Pablo Picasso    
Kiri Te Kanawa    
Claude van Damme
Gus Nossal    
Dame Nellie Melba    
Arnold Schwarzenegger    
Enrico Fermi    
William Gates


Unlike clerihews, limericks do need metre.  They need to scan.

When you start out, you need some help, so here are some ideas, a few lines to work with. In five lines, the limerick writer mist introduce somebody, explain where they are or what they are doing (second line), explain what happened to the person or thing in line three, what the reaction was in line four, and finish the whole thing off in line five. Read a few sample limericks to get the feel of it first.

Limericks have a special form. There are five lines, with lines 1, 2 and 5 rhyming, and lines 3 and 4 are rhyming. Good limericks use different words at the end of each line. They also need the right rhythm, or metre:

d'DAH-dah d'DAH-dah d'DAH (dah)
d'DAH-dah d'DAH-dah d'DAH (dah)
   d'DAH-dah d'DAH
   d'DAH-dah d'DAH
d'DAH-dah d'DAH-dah d'DAH

Here is a prime example:

There WAS an old MAN from DarJEEling
Who TRAVelled from LONdon to EALing
   It SAID on the DOOR
   Please don't SPIT on the FLOOR
So he CAREfully SPAT on the CEILing

Notice how we can sneak in the odd syllable here and there.
Now you are ready to begin:

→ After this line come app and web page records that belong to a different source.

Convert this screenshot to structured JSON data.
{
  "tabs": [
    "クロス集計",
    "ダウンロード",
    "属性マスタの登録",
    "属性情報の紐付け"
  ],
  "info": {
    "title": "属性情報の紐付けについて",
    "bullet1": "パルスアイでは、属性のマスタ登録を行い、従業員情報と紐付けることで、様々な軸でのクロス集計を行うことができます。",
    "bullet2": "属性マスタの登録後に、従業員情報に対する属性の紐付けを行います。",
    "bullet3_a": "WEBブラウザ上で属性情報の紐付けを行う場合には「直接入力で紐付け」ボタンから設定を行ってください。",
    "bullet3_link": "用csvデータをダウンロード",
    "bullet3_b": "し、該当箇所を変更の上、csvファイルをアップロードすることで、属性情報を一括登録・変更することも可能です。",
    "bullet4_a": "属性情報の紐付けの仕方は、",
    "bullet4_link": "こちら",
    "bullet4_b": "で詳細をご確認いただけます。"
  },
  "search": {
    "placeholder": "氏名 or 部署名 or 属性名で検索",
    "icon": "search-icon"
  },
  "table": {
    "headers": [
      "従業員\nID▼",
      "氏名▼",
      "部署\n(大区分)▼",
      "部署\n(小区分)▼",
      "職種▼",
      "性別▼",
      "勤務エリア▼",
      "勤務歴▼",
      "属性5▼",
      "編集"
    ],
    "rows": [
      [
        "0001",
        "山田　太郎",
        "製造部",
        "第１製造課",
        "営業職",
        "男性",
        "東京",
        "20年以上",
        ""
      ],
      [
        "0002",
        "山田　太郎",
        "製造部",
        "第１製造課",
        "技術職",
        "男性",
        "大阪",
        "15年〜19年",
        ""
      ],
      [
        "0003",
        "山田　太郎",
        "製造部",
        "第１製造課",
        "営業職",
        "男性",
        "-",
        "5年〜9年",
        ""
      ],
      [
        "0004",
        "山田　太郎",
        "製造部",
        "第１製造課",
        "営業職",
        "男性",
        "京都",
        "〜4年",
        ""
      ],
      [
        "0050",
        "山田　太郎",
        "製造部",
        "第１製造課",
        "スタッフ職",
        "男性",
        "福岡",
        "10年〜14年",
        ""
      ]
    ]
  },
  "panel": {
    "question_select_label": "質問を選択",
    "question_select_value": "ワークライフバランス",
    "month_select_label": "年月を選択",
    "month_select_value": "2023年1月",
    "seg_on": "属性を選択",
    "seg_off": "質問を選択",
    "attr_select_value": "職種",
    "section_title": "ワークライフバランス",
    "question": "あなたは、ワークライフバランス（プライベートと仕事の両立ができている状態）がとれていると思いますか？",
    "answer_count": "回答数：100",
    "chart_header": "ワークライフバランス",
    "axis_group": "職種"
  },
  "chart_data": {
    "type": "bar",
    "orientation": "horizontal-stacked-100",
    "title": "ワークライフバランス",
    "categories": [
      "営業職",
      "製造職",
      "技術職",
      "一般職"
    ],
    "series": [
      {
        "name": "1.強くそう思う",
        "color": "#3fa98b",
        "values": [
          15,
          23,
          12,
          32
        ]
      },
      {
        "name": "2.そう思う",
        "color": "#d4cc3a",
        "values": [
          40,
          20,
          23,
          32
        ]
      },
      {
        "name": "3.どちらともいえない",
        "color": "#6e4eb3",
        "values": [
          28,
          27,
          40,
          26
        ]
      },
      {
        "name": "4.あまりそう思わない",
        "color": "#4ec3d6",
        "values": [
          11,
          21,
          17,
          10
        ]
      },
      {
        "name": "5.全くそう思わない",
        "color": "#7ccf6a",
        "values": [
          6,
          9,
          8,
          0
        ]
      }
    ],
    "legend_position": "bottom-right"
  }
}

First lines:
There was a young man from Palm Beach (reach, beseech, teach, leech, leach, peach, preach)
There was a young man from Dee Why
There was a young fellow called Smith (myth, pith, kith, with (?))

Third lines
As the camels walked in,
As the rainforests fell
For the rest of his life
The Impressionist school
As his feet turned to lead
As the keyboard went green

It is actually better to have a good word play in mind for the fifth line, or a good idea about your third and fourth lines. Here are some lines 3 and 4:

Third and fourth lines
Though he feared they had germs,
He ate all the worms

His large flock of wrens
That he passed off as hens

They found the canary
Was rather too hairy

If the horse had a chance
It would normally dance

He said "Thanks very much,
But I cannot speak Dutch,

Fifth lines with word plays:
And made cider inside her inside. (an old one!!)
A Norse of a different colour

The people cried "Cafe au lait" ( or Olé)

I came up with this line after seeing a car with OLE in its number-plate -- so the moral is: always keep your eyes skinned, as limericks can come from anywhere!

A Spanish soprano called Fay
Always sang in a can belto way
In the Coffee Cantata
When she was a starter
The people cried Café Olé!

(That one basically came to me during a walk of 200 metres, after I passed the car, to when I reached the bus stop I was headed for. Then all I had to do was tweak it.)

Other ideas for limericks:

Dig into a book, and look through the index for some interesting words. Check out your library, and see if you can find a Rhyming Dictionary -- it lists words by their rhymes.

1 comment:

  1. Useful to know these will be available here for some time.